Yellowknife gold mines have all closed and the ruins are slowly disappearing. They were once vibrant communities, with all the amenities expected from those that moved to the Arctic — cafeterias, housing, stores, gardens and recreation. Those families have mostly left now, leaving empty shells of buildings in the wake of a collapsed industry.
Years ago, if you wanted to see an intact abandoned community you went to Discovery Mine. It was my favourite place and I had the great privilege to fly up to the mine, located 90 kilometres north of Yellowknife, on four pilgrimages before the government tore down the buildings in 2005.
Discovery was a very rich deposit, churning out an ounce of gold for every ton of rock milled between 1950 and 1969. Miners say the gold was smeared across the tunnel walls like butter. Speed Taylor was chief assayer and raves about just how much profit came out of that mine, and believes you can find gold in the rock used to build roads.
Horst and Inga Nendsa called Discovery home between 1955 and 1965. They shared with me home videos of the town in its heyday. Grainy images of kids at play and men at work memorialize time and place. Two women struggle to hold a gold bar. A large tractor hauls freight through the main street. Children ride colourful bikes down the hard-packed tailings.
The Discovery I knew was almost forgotten, its decrepit houses rotting away. Yards were overgrown with weeds. Equipment and furniture were salvaged long ago. A solemn sight for the nostalgic, it was far different than the action of those old movies, but still an exciting portrait of what used to be.
For many years I have sought out the ruins of mining camps and their artifacts, collecting stories from those that worked and lived there.

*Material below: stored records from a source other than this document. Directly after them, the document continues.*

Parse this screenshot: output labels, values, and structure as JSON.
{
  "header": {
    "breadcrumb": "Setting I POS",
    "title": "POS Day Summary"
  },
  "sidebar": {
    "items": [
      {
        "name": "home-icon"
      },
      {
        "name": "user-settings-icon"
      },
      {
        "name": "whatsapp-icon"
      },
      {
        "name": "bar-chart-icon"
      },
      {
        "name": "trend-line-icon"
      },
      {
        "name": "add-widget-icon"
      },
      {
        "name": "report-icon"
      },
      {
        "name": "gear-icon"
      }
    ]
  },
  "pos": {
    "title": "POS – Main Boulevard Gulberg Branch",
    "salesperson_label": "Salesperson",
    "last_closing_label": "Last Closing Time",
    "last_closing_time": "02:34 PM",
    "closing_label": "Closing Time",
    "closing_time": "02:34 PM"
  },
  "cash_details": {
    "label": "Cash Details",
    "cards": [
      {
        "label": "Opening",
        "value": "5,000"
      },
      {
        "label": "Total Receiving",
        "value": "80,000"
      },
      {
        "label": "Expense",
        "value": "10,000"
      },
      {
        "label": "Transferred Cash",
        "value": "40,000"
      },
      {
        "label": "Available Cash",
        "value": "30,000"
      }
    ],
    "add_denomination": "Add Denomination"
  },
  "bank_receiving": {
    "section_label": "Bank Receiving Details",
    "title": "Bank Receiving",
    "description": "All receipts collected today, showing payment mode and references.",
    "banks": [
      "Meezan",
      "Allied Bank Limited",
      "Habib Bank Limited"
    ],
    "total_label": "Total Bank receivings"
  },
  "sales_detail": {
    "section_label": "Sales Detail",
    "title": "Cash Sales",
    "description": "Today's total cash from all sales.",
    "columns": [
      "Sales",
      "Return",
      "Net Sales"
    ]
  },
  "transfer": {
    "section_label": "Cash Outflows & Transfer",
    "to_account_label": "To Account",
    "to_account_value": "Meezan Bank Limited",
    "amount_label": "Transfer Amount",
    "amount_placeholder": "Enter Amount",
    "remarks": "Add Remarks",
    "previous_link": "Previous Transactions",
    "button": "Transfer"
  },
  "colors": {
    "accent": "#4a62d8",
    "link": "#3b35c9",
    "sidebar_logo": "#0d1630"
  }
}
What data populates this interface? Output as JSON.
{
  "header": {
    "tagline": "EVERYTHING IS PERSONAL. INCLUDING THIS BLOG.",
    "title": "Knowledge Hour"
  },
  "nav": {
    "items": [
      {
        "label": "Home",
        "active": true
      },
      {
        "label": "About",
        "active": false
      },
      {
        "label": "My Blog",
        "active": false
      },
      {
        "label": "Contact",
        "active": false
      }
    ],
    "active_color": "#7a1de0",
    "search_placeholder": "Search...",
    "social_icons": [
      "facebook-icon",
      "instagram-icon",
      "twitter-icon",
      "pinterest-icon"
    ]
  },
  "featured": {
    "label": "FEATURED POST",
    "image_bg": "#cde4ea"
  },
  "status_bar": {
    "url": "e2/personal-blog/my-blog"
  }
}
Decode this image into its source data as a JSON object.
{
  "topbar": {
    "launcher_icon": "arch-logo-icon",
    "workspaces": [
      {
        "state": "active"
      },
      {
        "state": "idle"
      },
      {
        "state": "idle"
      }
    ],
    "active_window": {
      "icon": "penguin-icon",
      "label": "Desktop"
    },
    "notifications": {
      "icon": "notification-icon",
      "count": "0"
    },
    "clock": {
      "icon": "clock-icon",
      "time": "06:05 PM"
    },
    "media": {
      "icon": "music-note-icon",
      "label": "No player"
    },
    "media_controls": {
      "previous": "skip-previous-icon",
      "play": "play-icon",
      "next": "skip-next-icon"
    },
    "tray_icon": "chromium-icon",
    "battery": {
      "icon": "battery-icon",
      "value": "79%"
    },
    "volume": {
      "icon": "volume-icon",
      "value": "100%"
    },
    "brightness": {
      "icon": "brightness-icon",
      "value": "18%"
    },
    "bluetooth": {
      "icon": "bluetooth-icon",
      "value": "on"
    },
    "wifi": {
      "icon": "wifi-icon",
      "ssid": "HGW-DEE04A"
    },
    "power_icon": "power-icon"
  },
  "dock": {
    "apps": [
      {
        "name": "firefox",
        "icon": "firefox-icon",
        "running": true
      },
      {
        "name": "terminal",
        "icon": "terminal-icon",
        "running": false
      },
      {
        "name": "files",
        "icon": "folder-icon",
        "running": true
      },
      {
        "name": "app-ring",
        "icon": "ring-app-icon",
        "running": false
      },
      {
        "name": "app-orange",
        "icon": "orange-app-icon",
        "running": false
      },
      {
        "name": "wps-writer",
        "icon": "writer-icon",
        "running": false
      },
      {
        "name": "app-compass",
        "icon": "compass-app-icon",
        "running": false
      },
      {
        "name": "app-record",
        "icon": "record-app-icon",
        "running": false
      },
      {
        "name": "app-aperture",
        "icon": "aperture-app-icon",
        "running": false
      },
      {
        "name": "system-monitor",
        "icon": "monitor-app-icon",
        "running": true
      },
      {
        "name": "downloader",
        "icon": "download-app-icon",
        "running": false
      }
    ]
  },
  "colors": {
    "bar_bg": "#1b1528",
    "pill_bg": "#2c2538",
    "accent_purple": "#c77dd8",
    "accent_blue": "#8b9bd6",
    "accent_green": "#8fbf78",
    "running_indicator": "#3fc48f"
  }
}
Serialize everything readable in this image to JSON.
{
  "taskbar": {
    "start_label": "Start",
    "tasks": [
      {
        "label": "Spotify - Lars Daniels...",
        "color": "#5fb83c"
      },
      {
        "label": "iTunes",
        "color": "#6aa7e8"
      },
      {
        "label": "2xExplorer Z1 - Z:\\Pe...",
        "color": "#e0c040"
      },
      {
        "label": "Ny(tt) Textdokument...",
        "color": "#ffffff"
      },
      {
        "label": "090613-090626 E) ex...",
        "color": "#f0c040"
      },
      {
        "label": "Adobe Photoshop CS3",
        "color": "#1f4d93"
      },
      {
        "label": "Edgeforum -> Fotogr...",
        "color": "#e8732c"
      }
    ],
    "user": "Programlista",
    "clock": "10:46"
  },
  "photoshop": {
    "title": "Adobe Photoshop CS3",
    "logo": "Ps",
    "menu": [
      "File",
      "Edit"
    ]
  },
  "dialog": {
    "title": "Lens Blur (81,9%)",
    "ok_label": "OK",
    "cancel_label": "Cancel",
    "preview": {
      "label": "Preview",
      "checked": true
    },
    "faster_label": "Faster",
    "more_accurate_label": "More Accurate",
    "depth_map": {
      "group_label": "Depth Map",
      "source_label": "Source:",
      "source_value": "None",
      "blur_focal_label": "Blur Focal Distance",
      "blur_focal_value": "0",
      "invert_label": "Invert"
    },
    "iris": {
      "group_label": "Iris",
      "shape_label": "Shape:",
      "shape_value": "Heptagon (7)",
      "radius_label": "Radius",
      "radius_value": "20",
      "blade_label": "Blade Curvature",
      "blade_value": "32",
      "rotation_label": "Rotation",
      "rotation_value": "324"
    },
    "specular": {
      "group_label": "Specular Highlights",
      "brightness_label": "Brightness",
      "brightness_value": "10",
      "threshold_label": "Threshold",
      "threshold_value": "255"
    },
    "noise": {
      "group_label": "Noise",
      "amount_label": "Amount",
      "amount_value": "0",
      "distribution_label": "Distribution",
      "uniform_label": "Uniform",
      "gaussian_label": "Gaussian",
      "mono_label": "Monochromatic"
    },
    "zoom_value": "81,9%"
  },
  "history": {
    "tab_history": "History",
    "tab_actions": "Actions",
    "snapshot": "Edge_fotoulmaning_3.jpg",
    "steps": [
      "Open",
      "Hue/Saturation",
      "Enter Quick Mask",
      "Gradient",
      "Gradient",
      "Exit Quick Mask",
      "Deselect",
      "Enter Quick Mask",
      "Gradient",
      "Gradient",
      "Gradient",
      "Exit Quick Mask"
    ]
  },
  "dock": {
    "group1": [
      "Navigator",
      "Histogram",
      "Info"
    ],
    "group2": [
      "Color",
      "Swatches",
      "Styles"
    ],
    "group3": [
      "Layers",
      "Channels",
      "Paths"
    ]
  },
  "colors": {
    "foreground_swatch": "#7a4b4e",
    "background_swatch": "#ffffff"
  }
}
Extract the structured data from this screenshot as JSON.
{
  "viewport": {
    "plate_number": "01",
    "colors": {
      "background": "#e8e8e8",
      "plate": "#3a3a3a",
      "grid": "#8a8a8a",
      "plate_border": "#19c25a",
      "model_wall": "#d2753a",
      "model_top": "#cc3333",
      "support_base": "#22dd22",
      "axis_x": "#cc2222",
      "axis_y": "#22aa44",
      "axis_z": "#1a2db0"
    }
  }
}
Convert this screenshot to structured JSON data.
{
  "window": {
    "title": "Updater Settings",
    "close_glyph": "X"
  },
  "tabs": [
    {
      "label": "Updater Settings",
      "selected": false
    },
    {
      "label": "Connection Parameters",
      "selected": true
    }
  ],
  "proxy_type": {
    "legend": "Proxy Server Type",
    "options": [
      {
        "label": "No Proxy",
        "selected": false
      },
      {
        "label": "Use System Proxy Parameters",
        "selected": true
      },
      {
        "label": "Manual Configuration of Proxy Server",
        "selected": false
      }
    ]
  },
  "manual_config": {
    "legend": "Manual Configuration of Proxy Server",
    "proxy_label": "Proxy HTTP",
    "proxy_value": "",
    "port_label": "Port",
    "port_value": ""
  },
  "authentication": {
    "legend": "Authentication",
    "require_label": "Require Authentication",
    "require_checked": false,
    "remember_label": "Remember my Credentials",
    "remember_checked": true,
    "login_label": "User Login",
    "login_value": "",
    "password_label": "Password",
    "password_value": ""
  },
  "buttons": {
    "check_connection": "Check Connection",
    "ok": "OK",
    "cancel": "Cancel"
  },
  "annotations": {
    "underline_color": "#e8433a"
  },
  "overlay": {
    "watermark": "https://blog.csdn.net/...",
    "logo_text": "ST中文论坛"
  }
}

I miss Discovery and the other old mines that are now gone, but I often re-imagine them when chatting with old-timers who share their happy memories. I cringe at the thought that one day the beautiful houses at Giant will also be demolished, obliterated from the Yellowknife landscape like so much of our mining heritage.
The experiences of NWT mine workers and their families are captured in Ryan Silke’s newest book High Grade Tales: stories from mining camps of the NWT, available at the Book Cellar and Down to Earth Gallery. Silke is a Yellowknife historian and explorer of all things old.